Rodrigo Coutinho is part of OutSystems' founders' team and currently the Head of Product Design. He provides a cross-functional role where he supports Product Management in defining the positioning and direction of the Agile Platform, while at the same time promoting model-based development and new techniques to deliver applications in the cloud.
IoT is rapidly becoming mainstream as more and more investments are made into the platforms and technology. As this movement continues to expand and gain momentum it creates a massive wall of noise that can be difficult to sift through. Unfortunately, this inevitably makes IoT less approachable for people to get started with and can hamper efforts to integrate this key technology into your own portfolio. There are so many connected products already in place today with many hundreds more on the h...

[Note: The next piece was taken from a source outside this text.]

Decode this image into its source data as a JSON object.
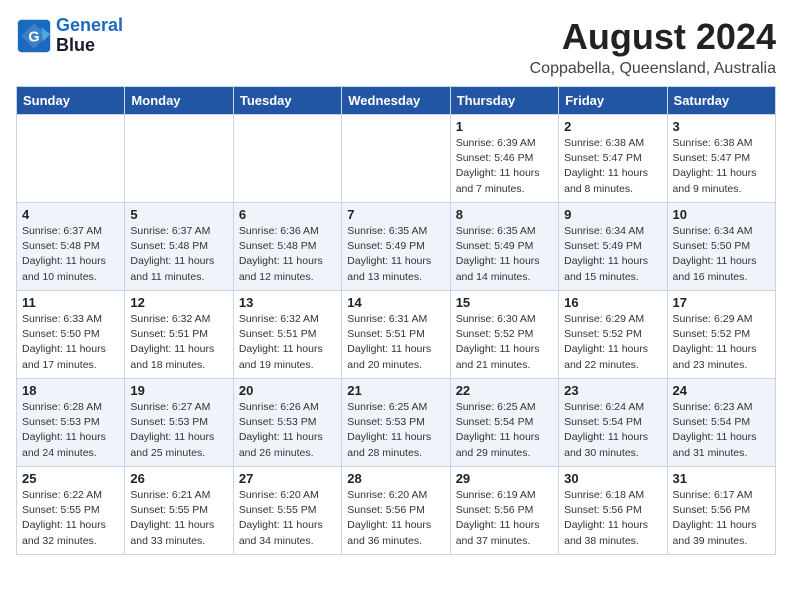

With 10 simultaneous tracks, keynotes, general sessions and targeted breakout classes, @CloudEXPO and DXWorldEXPO are two of the most important technology events of the year. Since its launch over eight years ago, @CloudEXPO and DXWorldEXPO have presented a rock star faculty as well as showcased hundreds of sponsors and exhibitors! In this blog post, we provide 7 tips on how, as part of our world-class faculty, you can deliver one of the most popular sessions at our events. But before reading...